variety of gages and 12"x12" sheet. Try both but I can just about
guarantee you will not like working with the phosphor tin bronze and
will probably love the commercial bronze.

Jim

James Binnion
@James_Binnion
James Binnion Metal Arts


360-756-6550


#15
Is commercial bronze, well, brass-colored? 

Commercial bronze when it is scrubbed freshly clean it is close to
freshly cleaned copper in color but with a slight yellow cast to it,
you could definitely call it red or pink. As it oxidizes it darkens
to a more “bronze” tone. It patinas to a different shade from copper
with liver of sulfur and all in all I love it as a material. It is
much nicer to work with than yellow brass or cartridge brass.

James Binnion
@James_Binnion
James Binnion Metal Arts


360-756-6550


#16

Hi Noel…

All the copper/zinc material I've used ("brass", in my limited
experience) has been yellow. The material in the two "bronze"
articles seemed more pink. Is commercial bronze, well,
brass-colored? 

I have used the commercial bronze from Metalliferous and it is
definitely pinkish in color. Not yellow like brass. In fact, in
leans more towards looking like copper than brass. I usually oxidize
it and then lightly polish it, and it has a great, rich pinkish-brown
color.

Hope that helps!
Beth


#17

I am interested in using sheet bronze for forming and fabrication. I
found that T.B. Hagstoz and Son in Philadelphia carries bronze
sheet. I spoke with someone there today who told me that their bronze
is 85% copper and 15% tin. He said that it has the same malleability
as pure copper, and has a color closer gold than brass. I was
wondering if any of you Orchidians have experience with their bronze
and have any input about working with it.

Thanks! Jeanie


#18

I haven’t seen the article, but I’ve seen something referred to as
"banker’s brass" that has a pink cast to it. Could this be it?

Lindsay


#19

Jeanie,

I am interested in using sheet bronze for forming and fabrication.
I found that T.B. Hagstoz and Son in Philadelphia carries bronze
sheet.
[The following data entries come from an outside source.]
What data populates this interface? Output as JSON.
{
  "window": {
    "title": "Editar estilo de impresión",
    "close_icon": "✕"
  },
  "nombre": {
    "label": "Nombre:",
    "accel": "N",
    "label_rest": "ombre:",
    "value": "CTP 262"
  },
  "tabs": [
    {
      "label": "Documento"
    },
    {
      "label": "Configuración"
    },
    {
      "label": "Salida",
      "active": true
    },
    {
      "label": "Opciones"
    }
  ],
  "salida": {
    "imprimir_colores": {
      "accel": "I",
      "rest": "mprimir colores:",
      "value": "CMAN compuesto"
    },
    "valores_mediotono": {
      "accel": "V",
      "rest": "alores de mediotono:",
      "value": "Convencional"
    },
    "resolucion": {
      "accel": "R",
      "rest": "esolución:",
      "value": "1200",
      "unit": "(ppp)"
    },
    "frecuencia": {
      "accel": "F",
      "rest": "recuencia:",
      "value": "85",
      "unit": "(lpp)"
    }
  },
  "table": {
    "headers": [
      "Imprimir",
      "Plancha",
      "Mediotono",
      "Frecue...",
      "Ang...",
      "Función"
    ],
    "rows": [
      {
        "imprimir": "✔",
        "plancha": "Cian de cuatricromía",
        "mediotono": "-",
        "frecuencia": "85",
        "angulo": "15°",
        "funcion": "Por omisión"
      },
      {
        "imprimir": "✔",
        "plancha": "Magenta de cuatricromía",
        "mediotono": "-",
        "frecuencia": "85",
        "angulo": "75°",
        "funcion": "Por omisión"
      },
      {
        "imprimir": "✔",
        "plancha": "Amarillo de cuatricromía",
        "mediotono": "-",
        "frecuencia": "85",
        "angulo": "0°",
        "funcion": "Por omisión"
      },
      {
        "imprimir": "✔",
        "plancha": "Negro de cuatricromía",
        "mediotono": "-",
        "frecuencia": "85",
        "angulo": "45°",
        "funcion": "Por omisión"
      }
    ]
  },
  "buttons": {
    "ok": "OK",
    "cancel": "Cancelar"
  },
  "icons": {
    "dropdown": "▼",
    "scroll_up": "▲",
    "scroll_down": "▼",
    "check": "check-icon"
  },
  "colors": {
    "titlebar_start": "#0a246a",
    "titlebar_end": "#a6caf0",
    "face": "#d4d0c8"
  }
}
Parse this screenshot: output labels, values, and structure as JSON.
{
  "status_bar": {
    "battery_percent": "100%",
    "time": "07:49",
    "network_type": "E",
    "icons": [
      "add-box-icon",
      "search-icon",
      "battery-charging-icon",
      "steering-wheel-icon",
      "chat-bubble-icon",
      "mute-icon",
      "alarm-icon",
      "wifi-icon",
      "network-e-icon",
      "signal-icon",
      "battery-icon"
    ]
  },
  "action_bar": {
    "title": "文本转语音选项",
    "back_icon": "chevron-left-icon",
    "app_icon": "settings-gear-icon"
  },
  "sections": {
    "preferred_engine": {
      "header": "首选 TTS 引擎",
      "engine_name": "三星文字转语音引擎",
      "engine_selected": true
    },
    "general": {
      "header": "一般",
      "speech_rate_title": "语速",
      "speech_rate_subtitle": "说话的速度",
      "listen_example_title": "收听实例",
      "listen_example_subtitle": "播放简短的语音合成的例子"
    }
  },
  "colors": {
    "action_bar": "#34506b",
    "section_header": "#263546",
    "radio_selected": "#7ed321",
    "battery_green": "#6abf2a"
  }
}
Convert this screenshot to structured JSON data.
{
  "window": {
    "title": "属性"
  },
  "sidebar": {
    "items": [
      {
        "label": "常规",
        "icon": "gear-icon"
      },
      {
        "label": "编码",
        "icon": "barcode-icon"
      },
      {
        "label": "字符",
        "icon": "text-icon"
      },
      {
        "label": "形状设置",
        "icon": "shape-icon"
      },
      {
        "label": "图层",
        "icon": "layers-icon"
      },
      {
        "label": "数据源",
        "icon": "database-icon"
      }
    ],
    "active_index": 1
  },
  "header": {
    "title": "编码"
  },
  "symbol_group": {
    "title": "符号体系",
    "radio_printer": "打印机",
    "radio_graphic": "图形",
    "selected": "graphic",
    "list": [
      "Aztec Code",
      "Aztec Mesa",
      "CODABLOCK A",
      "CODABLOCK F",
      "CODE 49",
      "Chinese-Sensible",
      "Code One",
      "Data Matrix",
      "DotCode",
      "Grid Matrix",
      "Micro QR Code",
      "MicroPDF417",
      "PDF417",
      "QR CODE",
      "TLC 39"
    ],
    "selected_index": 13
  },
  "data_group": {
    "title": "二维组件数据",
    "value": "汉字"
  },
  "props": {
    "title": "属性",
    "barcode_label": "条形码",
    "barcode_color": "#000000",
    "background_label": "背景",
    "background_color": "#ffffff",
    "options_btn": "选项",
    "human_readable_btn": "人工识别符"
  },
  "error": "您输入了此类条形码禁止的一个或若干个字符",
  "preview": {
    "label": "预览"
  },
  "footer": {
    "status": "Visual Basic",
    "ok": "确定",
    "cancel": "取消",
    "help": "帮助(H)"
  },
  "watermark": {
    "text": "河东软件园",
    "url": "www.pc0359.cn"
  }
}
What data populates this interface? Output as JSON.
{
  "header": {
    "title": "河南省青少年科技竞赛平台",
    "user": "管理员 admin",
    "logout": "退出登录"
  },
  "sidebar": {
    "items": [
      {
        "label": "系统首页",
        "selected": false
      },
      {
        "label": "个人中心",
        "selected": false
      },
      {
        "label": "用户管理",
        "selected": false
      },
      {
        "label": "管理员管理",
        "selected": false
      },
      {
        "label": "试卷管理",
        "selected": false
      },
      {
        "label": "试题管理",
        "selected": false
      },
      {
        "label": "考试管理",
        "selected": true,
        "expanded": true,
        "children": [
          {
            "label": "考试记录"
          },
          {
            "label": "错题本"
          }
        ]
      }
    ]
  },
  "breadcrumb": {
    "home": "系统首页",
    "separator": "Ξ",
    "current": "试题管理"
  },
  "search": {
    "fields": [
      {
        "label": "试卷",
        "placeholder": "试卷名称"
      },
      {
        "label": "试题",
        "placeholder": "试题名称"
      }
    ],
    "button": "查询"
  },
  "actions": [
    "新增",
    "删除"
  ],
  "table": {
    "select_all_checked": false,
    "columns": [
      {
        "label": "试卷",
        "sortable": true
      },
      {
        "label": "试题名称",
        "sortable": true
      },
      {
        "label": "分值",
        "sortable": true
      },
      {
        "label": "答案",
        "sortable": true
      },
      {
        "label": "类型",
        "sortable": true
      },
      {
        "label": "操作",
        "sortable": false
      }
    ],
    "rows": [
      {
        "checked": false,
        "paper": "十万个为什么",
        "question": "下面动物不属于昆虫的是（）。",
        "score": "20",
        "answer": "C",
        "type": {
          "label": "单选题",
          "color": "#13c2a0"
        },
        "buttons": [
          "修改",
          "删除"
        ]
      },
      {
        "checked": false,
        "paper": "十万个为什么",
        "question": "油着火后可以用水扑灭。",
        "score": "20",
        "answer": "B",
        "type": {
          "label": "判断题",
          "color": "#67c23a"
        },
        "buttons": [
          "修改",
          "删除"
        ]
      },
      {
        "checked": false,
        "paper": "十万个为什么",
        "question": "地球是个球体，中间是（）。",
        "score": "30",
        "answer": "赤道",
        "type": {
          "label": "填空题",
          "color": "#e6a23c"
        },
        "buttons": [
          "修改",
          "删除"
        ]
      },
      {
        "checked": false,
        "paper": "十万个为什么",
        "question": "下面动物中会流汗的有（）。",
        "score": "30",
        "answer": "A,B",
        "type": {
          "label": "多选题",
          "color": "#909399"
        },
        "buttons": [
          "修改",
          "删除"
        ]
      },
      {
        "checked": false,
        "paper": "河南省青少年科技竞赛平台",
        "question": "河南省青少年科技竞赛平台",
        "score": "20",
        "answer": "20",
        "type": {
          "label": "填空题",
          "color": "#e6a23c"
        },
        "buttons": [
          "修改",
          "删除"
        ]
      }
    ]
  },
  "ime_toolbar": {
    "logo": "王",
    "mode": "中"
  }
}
I spoke with someone there today who told me that their
bronze is 85% copper and 15% tin. He said that it has the same
malleability as pure copper, and has a color closer gold than
brass. I was wondering if any of you Orchidians have experience
with their bronze and have any input about working with it. 

I believe there must be some confusion there somewhere. Tin is added
to copper to make it harder. There are no commercial alloys of
wrought bronze listed with 15% tin the highest is 13.9% in the leaded
phosphor bronze. If it is not a commercial alloy then I doubt they
have it as I cannot believe they would cast and mill their own copper
alloys. I think what they are referring to is red brass that is 15%
zinc and it is a very workable alloy. Not as malleable as copper but
still not bad.

Ask them what the alloy number is or the commercial name and I can
tell you what the content is.

Jim

James Binnion
@James_Binnion
James Binnion Metal Arts


360-756-6550


#20

jeanie i have used their material, it is under the commercial name
Nu gold, which is a copper alloy, I am not sure how accurate that
percentages were that they gave you. it is fairly nice not as soft
as commercial bronze but works much better then any yellow brass.
unless they got some new stock alloy in,this what they have been
carrying for the bronze that they sell. they are a good company to
deal with, have been around the century now. it is at least 3rd
generation family owned buisness.

good luck
Hratch Babikian